* YOUR OBJECTIVE: Faithfully repeat each entry below, minus the pictures.

Items from an interface collection:

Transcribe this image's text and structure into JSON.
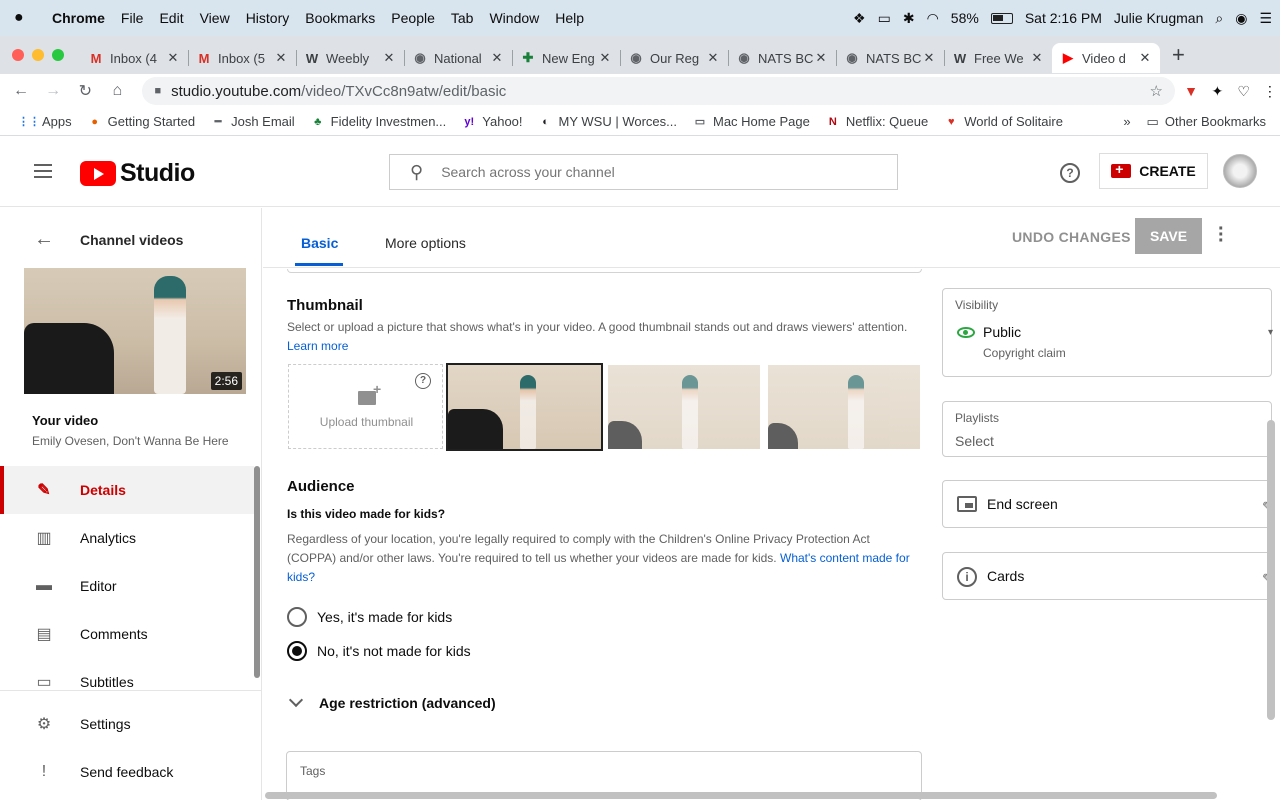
{
  "menubar": {
    "items": [
      "Chrome",
      "File",
      "Edit",
      "View",
      "History",
      "Bookmarks",
      "People",
      "Tab",
      "Window",
      "Help"
    ],
    "battery": "58%",
    "clock": "Sat 2:16 PM",
    "user": "Julie Krugman"
  },
  "tabs": [
    {
      "icon": "gmail-icon",
      "glyph": "M",
      "color": "#d93025",
      "title": "Inbox (4"
    },
    {
      "icon": "gmail-icon",
      "glyph": "M",
      "color": "#d93025",
      "title": "Inbox (5"
    },
    {
      "icon": "weebly-icon",
      "glyph": "W",
      "color": "#3c4043",
      "title": "Weebly"
    },
    {
      "icon": "globe-icon",
      "glyph": "◉",
      "color": "#5f6368",
      "title": "National"
    },
    {
      "icon": "green-plus-icon",
      "glyph": "✚",
      "color": "#188038",
      "title": "New Eng"
    },
    {
      "icon": "globe-icon",
      "glyph": "◉",
      "color": "#5f6368",
      "title": "Our Reg"
    },
    {
      "icon": "globe-icon",
      "glyph": "◉",
      "color": "#5f6368",
      "title": "NATS BC"
    },
    {
      "icon": "globe-icon",
      "glyph": "◉",
      "color": "#5f6368",
      "title": "NATS BC"
    },
    {
      "icon": "weebly-icon",
      "glyph": "W",
      "color": "#3c4043",
      "title": "Free We"
    },
    {
      "icon": "youtube-icon",
      "glyph": "▶",
      "color": "#ff0000",
      "title": "Video d"
    }
  ],
  "url": {
    "host": "studio.youtube.com",
    "path": "/video/TXvCc8n9atw/edit/basic"
  },
  "bookmarks": [
    {
      "icon": "apps-grid-icon",
      "glyph": "⋮⋮",
      "color": "#1a73e8",
      "label": "Apps"
    },
    {
      "icon": "firefox-icon",
      "glyph": "●",
      "color": "#e66000",
      "label": "Getting Started"
    },
    {
      "icon": "dash-icon",
      "glyph": "━",
      "color": "#5f6368",
      "label": "Josh Email"
    },
    {
      "icon": "fidelity-icon",
      "glyph": "♣",
      "color": "#188038",
      "label": "Fidelity Investmen..."
    },
    {
      "icon": "yahoo-icon",
      "glyph": "y!",
      "color": "#6001d2",
      "label": "Yahoo!"
    },
    {
      "icon": "globe-icon",
      "glyph": "◐",
      "color": "#202124",
      "label": "MY WSU | Worces..."
    },
    {
      "icon": "apple-page-icon",
      "glyph": "▭",
      "color": "#5f6368",
      "label": "Mac Home Page"
    },
    {
      "icon": "netflix-icon",
      "glyph": "N",
      "color": "#b00710",
      "label": "Netflix: Queue"
    },
    {
      "icon": "solitaire-icon",
      "glyph": "♥",
      "color": "#d93025",
      "label": "World of Solitaire"
    }
  ],
  "bookmarks_overflow": "»",
  "other_bookmarks": "Other Bookmarks",
  "studio": {
    "logo_text": "Studio",
    "search_placeholder": "Search across your channel",
    "create_label": "CREATE"
  },
  "sidebar": {
    "back_label": "Channel videos",
    "duration": "2:56",
    "your_video": "Your video",
    "video_title": "Emily Ovesen, Don't Wanna Be Here",
    "nav": [
      {
        "name": "details",
        "label": "Details",
        "icon": "pencil-icon",
        "glyph": "✎",
        "active": true
      },
      {
        "name": "analytics",
        "label": "Analytics",
        "icon": "analytics-icon",
        "glyph": "▥",
        "active": false
      },
      {
        "name": "editor",
        "label": "Editor",
        "icon": "clapper-icon",
        "glyph": "▬",
        "active": false
      },
      {
        "name": "comments",
        "label": "Comments",
        "icon": "comment-icon",
        "glyph": "▤",
        "active": false
      },
      {
        "name": "subtitles",
        "label": "Subtitles",
        "icon": "subtitles-icon",
        "glyph": "▭",
        "active": false
      }
    ],
    "bottom": [
      {
        "name": "settings",
        "label": "Settings",
        "icon": "gear-icon",
        "glyph": "⚙"
      },
      {
        "name": "send-feedback",
        "label": "Send feedback",
        "icon": "feedback-icon",
        "glyph": "!"
      }
    ]
  },
  "editor": {
    "tab_basic": "Basic",
    "tab_more": "More options",
    "undo": "UNDO CHANGES",
    "save": "SAVE",
    "thumbnail": {
      "title": "Thumbnail",
      "desc": "Select or upload a picture that shows what's in your video. A good thumbnail stands out and draws viewers' attention.",
      "link": "Learn more",
      "upload": "Upload thumbnail"
    },
    "audience": {
      "title": "Audience",
      "question": "Is this video made for kids?",
      "desc": "Regardless of your location, you're legally required to comply with the Children's Online Privacy Protection Act (COPPA) and/or other laws. You're required to tell us whether your videos are made for kids.",
      "link": "What's content made for kids?",
      "yes": "Yes, it's made for kids",
      "no": "No, it's not made for kids",
      "selected": "no"
    },
    "age_restriction": "Age restriction (advanced)",
    "tags_label": "Tags"
  },
  "right_panel": {
    "visibility_label": "Visibility",
    "visibility_value": "Public",
    "visibility_note": "Copyright claim",
    "playlists_label": "Playlists",
    "playlists_value": "Select",
    "end_screen": "End screen",
    "cards": "Cards"
  },
  "colors": {
    "accent_red": "#cc0000",
    "link_blue": "#065fd4",
    "public_green": "#2ba640"
  }
}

* RESPONSE AREA:
Transcribe this image's text and structure into JSON.
{
  "menubar": {
    "items": [
      "Chrome",
      "File",
      "Edit",
      "View",
      "History",
      "Bookmarks",
      "People",
      "Tab",
      "Window",
      "Help"
    ],
    "battery": "58%",
    "clock": "Sat 2:16 PM",
    "user": "Julie Krugman"
  },
  "tabs": [
    {
      "icon": "gmail-icon",
      "glyph": "M",
      "color": "#d93025",
      "title": "Inbox (4"
    },
    {
      "icon": "gmail-icon",
      "glyph": "M",
      "color": "#d93025",
      "title": "Inbox (5"
    },
    {
      "icon": "weebly-icon",
      "glyph": "W",
      "color": "#3c4043",
      "title": "Weebly"
    },
    {
      "icon": "globe-icon",
      "glyph": "◉",
      "color": "#5f6368",
      "title": "National"
    },
    {
      "icon": "green-plus-icon",
      "glyph": "✚",
      "color": "#188038",
      "title": "New Eng"
    },
    {
      "icon": "globe-icon",
      "glyph": "◉",
      "color": "#5f6368",
      "title": "Our Reg"
    },
    {
      "icon": "globe-icon",
      "glyph": "◉",
      "color": "#5f6368",
      "title": "NATS BC"
    },
    {
      "icon": "globe-icon",
      "glyph": "◉",
      "color": "#5f6368",
      "title": "NATS BC"
    },
    {
      "icon": "weebly-icon",
      "glyph": "W",
      "color": "#3c4043",
      "title": "Free We"
    },
    {
      "icon": "youtube-icon",
      "glyph": "▶",
      "color": "#ff0000",
      "title": "Video d"
    }
  ],
  "url": {
    "host": "studio.youtube.com",
    "path": "/video/TXvCc8n9atw/edit/basic"
  },
  "bookmarks": [
    {
      "icon": "apps-grid-icon",
      "glyph": "⋮⋮",
      "color": "#1a73e8",
      "label": "Apps"
    },
    {
      "icon": "firefox-icon",
      "glyph": "●",
      "color": "#e66000",
      "label": "Getting Started"
    },
    {
      "icon": "dash-icon",
      "glyph": "━",
      "color": "#5f6368",
      "label": "Josh Email"
    },
    {
      "icon": "fidelity-icon",
      "glyph": "♣",
      "color": "#188038",
      "label": "Fidelity Investmen..."
    },
    {
      "icon": "yahoo-icon",
      "glyph": "y!",
      "color": "#6001d2",
      "label": "Yahoo!"
    },
    {
      "icon": "globe-icon",
      "glyph": "◐",
      "color": "#202124",
      "label": "MY WSU | Worces..."
    },
    {
      "icon": "apple-page-icon",
      "glyph": "▭",
      "color": "#5f6368",
      "label": "Mac Home Page"
    },
    {
      "icon": "netflix-icon",
      "glyph": "N",
      "color": "#b00710",
      "label": "Netflix: Queue"
    },
    {
      "icon": "solitaire-icon",
      "glyph": "♥",
      "color": "#d93025",
      "label": "World of Solitaire"
    }
  ],
  "bookmarks_overflow": "»",
  "other_bookmarks": "Other Bookmarks",
  "studio": {
    "logo_text": "Studio",
    "search_placeholder": "Search across your channel",
    "create_label": "CREATE"
  },
  "sidebar": {
    "back_label": "Channel videos",
    "duration": "2:56",
    "your_video": "Your video",
    "video_title": "Emily Ovesen, Don't Wanna Be Here",
    "nav": [
      {
        "name": "details",
        "label": "Details",
        "icon": "pencil-icon",
        "glyph": "✎",
        "active": true
      },
      {
        "name": "analytics",
        "label": "Analytics",
        "icon": "analytics-icon",
        "glyph": "▥",
        "active": false
      },
      {
        "name": "editor",
        "label": "Editor",
        "icon": "clapper-icon",
        "glyph": "▬",
        "active": false
      },
      {
        "name": "comments",
        "label": "Comments",
        "icon": "comment-icon",
        "glyph": "▤",
        "active": false
      },
      {
        "name": "subtitles",
        "label": "Subtitles",
        "icon": "subtitles-icon",
        "glyph": "▭",
        "active": false
      }
    ],
    "bottom": [
      {
        "name": "settings",
        "label": "Settings",
        "icon": "gear-icon",
        "glyph": "⚙"
      },
      {
        "name": "send-feedback",
        "label": "Send feedback",
        "icon": "feedback-icon",
        "glyph": "!"
      }
    ]
  },
  "editor": {
    "tab_basic": "Basic",
    "tab_more": "More options",
    "undo": "UNDO CHANGES",
    "save": "SAVE",
    "thumbnail": {
      "title": "Thumbnail",
      "desc": "Select or upload a picture that shows what's in your video. A good thumbnail stands out and draws viewers' attention.",
      "link": "Learn more",
      "upload": "Upload thumbnail"
    },
    "audience": {
      "title": "Audience",
      "question": "Is this video made for kids?",
      "desc": "Regardless of your location, you're legally required to comply with the Children's Online Privacy Protection Act (COPPA) and/or other laws. You're required to tell us whether your videos are made for kids.",
      "link": "What's content made for kids?",
      "yes": "Yes, it's made for kids",
      "no": "No, it's not made for kids",
      "selected": "no"
    },
    "age_restriction": "Age restriction (advanced)",
    "tags_label": "Tags"
  },
  "right_panel": {
    "visibility_label": "Visibility",
    "visibility_value": "Public",
    "visibility_note": "Copyright claim",
    "playlists_label": "Playlists",
    "playlists_value": "Select",
    "end_screen": "End screen",
    "cards": "Cards"
  },
  "colors": {
    "accent_red": "#cc0000",
    "link_blue": "#065fd4",
    "public_green": "#2ba640"
  }
}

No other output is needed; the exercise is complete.